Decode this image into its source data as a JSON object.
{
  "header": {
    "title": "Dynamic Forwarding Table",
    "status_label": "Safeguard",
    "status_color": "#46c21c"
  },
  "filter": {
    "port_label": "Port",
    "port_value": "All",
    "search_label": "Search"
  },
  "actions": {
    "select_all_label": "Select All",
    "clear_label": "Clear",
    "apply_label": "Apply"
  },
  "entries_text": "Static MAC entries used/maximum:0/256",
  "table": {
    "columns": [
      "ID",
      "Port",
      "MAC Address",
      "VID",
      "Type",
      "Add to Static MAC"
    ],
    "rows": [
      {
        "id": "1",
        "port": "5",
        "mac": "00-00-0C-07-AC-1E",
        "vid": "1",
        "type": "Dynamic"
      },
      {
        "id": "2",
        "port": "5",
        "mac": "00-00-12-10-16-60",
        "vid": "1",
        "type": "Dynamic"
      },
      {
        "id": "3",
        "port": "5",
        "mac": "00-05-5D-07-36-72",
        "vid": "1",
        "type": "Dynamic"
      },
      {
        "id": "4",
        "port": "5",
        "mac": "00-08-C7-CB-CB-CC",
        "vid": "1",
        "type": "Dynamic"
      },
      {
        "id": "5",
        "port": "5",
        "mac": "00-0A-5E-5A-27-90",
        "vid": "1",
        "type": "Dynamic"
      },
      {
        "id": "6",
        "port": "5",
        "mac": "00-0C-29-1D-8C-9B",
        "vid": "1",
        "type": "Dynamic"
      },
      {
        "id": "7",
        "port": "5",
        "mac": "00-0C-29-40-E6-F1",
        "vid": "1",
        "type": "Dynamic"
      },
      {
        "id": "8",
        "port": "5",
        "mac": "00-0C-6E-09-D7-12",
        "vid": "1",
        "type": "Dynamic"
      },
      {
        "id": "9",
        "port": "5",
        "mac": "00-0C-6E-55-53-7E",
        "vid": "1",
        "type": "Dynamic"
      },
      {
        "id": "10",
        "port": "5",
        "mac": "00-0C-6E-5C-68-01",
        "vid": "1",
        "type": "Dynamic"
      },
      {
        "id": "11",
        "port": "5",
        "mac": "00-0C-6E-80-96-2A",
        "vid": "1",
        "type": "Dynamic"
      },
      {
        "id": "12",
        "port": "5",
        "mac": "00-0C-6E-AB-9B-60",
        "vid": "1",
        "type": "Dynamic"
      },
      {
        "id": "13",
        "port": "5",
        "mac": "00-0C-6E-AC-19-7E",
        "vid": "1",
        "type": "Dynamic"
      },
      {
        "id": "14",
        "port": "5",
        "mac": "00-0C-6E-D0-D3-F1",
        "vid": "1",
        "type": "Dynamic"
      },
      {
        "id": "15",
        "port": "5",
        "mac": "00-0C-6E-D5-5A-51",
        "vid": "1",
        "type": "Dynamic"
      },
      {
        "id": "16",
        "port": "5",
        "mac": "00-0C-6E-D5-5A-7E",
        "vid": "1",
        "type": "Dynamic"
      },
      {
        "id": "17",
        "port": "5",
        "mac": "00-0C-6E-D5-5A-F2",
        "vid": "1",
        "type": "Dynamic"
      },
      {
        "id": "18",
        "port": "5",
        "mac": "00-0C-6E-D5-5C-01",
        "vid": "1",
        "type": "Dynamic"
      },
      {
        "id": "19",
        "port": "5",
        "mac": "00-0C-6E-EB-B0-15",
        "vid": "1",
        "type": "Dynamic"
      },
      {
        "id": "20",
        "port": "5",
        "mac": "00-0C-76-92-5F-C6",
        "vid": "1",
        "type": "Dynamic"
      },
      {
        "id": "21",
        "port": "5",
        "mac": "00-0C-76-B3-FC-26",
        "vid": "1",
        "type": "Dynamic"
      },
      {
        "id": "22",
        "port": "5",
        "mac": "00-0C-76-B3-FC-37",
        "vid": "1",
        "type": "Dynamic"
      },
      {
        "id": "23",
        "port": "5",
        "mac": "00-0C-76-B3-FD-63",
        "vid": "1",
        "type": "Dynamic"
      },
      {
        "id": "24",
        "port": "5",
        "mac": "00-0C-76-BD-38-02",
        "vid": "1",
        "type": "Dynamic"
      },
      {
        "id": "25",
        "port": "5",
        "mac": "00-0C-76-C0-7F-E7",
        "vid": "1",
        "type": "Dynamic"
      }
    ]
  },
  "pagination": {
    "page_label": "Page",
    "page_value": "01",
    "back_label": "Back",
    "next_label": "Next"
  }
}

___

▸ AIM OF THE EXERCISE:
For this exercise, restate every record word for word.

▸ SOLUTION FOR THIS EXERCISE:
Decode this image into its source data as a JSON object.
{
  "header": {
    "title": "Dynamic Forwarding Table",
    "status_label": "Safeguard",
    "status_color": "#46c21c"
  },
  "filter": {
    "port_label": "Port",
    "port_value": "All",
    "search_label": "Search"
  },
  "actions": {
    "select_all_label": "Select All",
    "clear_label": "Clear",
    "apply_label": "Apply"
  },
  "entries_text": "Static MAC entries used/maximum:0/256",
  "table": {
    "columns": [
      "ID",
      "Port",
      "MAC Address",
      "VID",
      "Type",
      "Add to Static MAC"
    ],
    "rows": [
      {
        "id": "1",
        "port": "5",
        "mac": "00-00-0C-07-AC-1E",
        "vid": "1",
        "type": "Dynamic"
      },
      {
        "id": "2",
        "port": "5",
        "mac": "00-00-12-10-16-60",
        "vid": "1",
        "type": "Dynamic"
      },
      {
        "id": "3",
        "port": "5",
        "mac": "00-05-5D-07-36-72",
        "vid": "1",
        "type": "Dynamic"
      },
      {
        "id": "4",
        "port": "5",
        "mac": "00-08-C7-CB-CB-CC",
        "vid": "1",
        "type": "Dynamic"
      },
      {
        "id": "5",
        "port": "5",
        "mac": "00-0A-5E-5A-27-90",
        "vid": "1",
        "type": "Dynamic"
      },
      {
        "id": "6",
        "port": "5",
        "mac": "00-0C-29-1D-8C-9B",
        "vid": "1",
        "type": "Dynamic"
      },
      {
        "id": "7",
        "port": "5",
        "mac": "00-0C-29-40-E6-F1",
        "vid": "1",
        "type": "Dynamic"
      },
      {
        "id": "8",
        "port": "5",
        "mac": "00-0C-6E-09-D7-12",
        "vid": "1",
        "type": "Dynamic"
      },
      {
        "id": "9",
        "port": "5",
        "mac": "00-0C-6E-55-53-7E",
        "vid": "1",
        "type": "Dynamic"
      },
      {
        "id": "10",
        "port": "5",
        "mac": "00-0C-6E-5C-68-01",
        "vid": "1",
        "type": "Dynamic"
      },
      {
        "id": "11",
        "port": "5",
        "mac": "00-0C-6E-80-96-2A",
        "vid": "1",
        "type": "Dynamic"
      },
      {
        "id": "12",
        "port": "5",
        "mac": "00-0C-6E-AB-9B-60",
        "vid": "1",
        "type": "Dynamic"
      },
      {
        "id": "13",
        "port": "5",
        "mac": "00-0C-6E-AC-19-7E",
        "vid": "1",
        "type": "Dynamic"
      },
      {
        "id": "14",
        "port": "5",
        "mac": "00-0C-6E-D0-D3-F1",
        "vid": "1",
        "type": "Dynamic"
      },
      {
        "id": "15",
        "port": "5",
        "mac": "00-0C-6E-D5-5A-51",
        "vid": "1",
        "type": "Dynamic"
      },
      {
        "id": "16",
        "port": "5",
        "mac": "00-0C-6E-D5-5A-7E",
        "vid": "1",
        "type": "Dynamic"
      },
      {
        "id": "17",
        "port": "5",
        "mac": "00-0C-6E-D5-5A-F2",
        "vid": "1",
        "type": "Dynamic"
      },
      {
        "id": "18",
        "port": "5",
        "mac": "00-0C-6E-D5-5C-01",
        "vid": "1",
        "type": "Dynamic"
      },
      {
        "id": "19",
        "port": "5",
        "mac": "00-0C-6E-EB-B0-15",
        "vid": "1",
        "type": "Dynamic"
      },
      {
        "id": "20",
        "port": "5",
        "mac": "00-0C-76-92-5F-C6",
        "vid": "1",
        "type": "Dynamic"
      },
      {
        "id": "21",
        "port": "5",
        "mac": "00-0C-76-B3-FC-26",
        "vid": "1",
        "type": "Dynamic"
      },
      {
        "id": "22",
        "port": "5",
        "mac": "00-0C-76-B3-FC-37",
        "vid": "1",
        "type": "Dynamic"
      },
      {
        "id": "23",
        "port": "5",
        "mac": "00-0C-76-B3-FD-63",
        "vid": "1",
        "type": "Dynamic"
      },
      {
        "id": "24",
        "port": "5",
        "mac": "00-0C-76-BD-38-02",
        "vid": "1",
        "type": "Dynamic"
      },
      {
        "id": "25",
        "port": "5",
        "mac": "00-0C-76-C0-7F-E7",
        "vid": "1",
        "type": "Dynamic"
      }
    ]
  },
  "pagination": {
    "page_label": "Page",
    "page_value": "01",
    "back_label": "Back",
    "next_label": "Next"
  }
}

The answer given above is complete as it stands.